- Opening Delimiter -

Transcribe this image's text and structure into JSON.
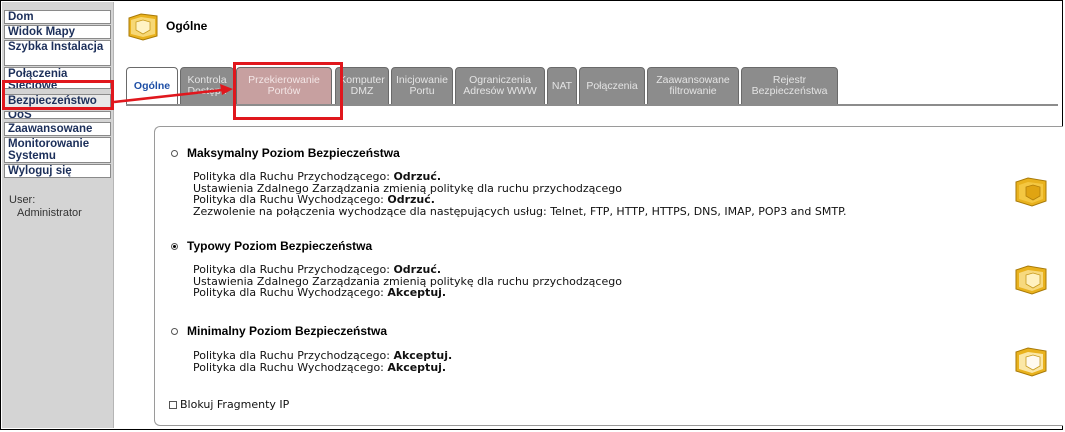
{
  "sidebar": {
    "items": [
      {
        "label": "Dom"
      },
      {
        "label": "Widok Mapy"
      },
      {
        "label": "Szybka Instalacja"
      },
      {
        "label": "Połączenia Sieciowe"
      },
      {
        "label": "Bezpieczeństwo"
      },
      {
        "label": "QoS"
      },
      {
        "label": "Zaawansowane"
      },
      {
        "label": "Monitorowanie Systemu"
      },
      {
        "label": "Wyloguj się"
      }
    ],
    "user_label": "User:",
    "user_value": "Administrator"
  },
  "header": {
    "title": "Ogólne"
  },
  "tabs": [
    {
      "label": "Ogólne"
    },
    {
      "label": "Kontrola Dostępu"
    },
    {
      "label": "Przekierowanie Portów"
    },
    {
      "label": "Komputer DMZ"
    },
    {
      "label": "Inicjowanie Portu"
    },
    {
      "label": "Ograniczenia Adresów WWW"
    },
    {
      "label": "NAT"
    },
    {
      "label": "Połączenia"
    },
    {
      "label": "Zaawansowane filtrowanie"
    },
    {
      "label": "Rejestr Bezpieczeństwa"
    }
  ],
  "levels": [
    {
      "title": "Maksymalny Poziom Bezpieczeństwa",
      "selected": false,
      "lines": [
        {
          "text": "Polityka dla Ruchu Przychodzącego: ",
          "value": "Odrzuć."
        },
        {
          "text": "Ustawienia Zdalnego Zarządzania zmienią politykę dla ruchu przychodzącego",
          "value": ""
        },
        {
          "text": "Polityka dla Ruchu Wychodzącego: ",
          "value": "Odrzuć."
        },
        {
          "text": "Zezwolenie na połączenia wychodzące dla następujących usług: Telnet, FTP, HTTP, HTTPS, DNS, IMAP, POP3 and SMTP.",
          "value": ""
        }
      ],
      "icon": "shield-full-icon"
    },
    {
      "title": "Typowy Poziom Bezpieczeństwa",
      "selected": true,
      "lines": [
        {
          "text": "Polityka dla Ruchu Przychodzącego: ",
          "value": "Odrzuć."
        },
        {
          "text": "Ustawienia Zdalnego Zarządzania zmienią politykę dla ruchu przychodzącego",
          "value": ""
        },
        {
          "text": "Polityka dla Ruchu Wychodzącego: ",
          "value": "Akceptuj."
        }
      ],
      "icon": "shield-medium-icon"
    },
    {
      "title": "Minimalny Poziom Bezpieczeństwa",
      "selected": false,
      "lines": [
        {
          "text": "Polityka dla Ruchu Przychodzącego: ",
          "value": "Akceptuj."
        },
        {
          "text": "Polityka dla Ruchu Wychodzącego: ",
          "value": "Akceptuj."
        }
      ],
      "icon": "shield-low-icon"
    }
  ],
  "checkbox": {
    "label": "Blokuj Fragmenty IP",
    "checked": false
  },
  "colors": {
    "annotation_red": "#e0171d",
    "tab_gray": "#8c8c8c",
    "link_blue": "#1e4fa6",
    "nav_text": "#1c2f5a"
  }
}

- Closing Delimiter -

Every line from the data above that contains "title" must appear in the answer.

[Answer for this exercise]
    "title": "Ogólne"
      "title": "Maksymalny Poziom Bezpieczeństwa",
      "title": "Typowy Poziom Bezpieczeństwa",
      "title": "Minimalny Poziom Bezpieczeństwa",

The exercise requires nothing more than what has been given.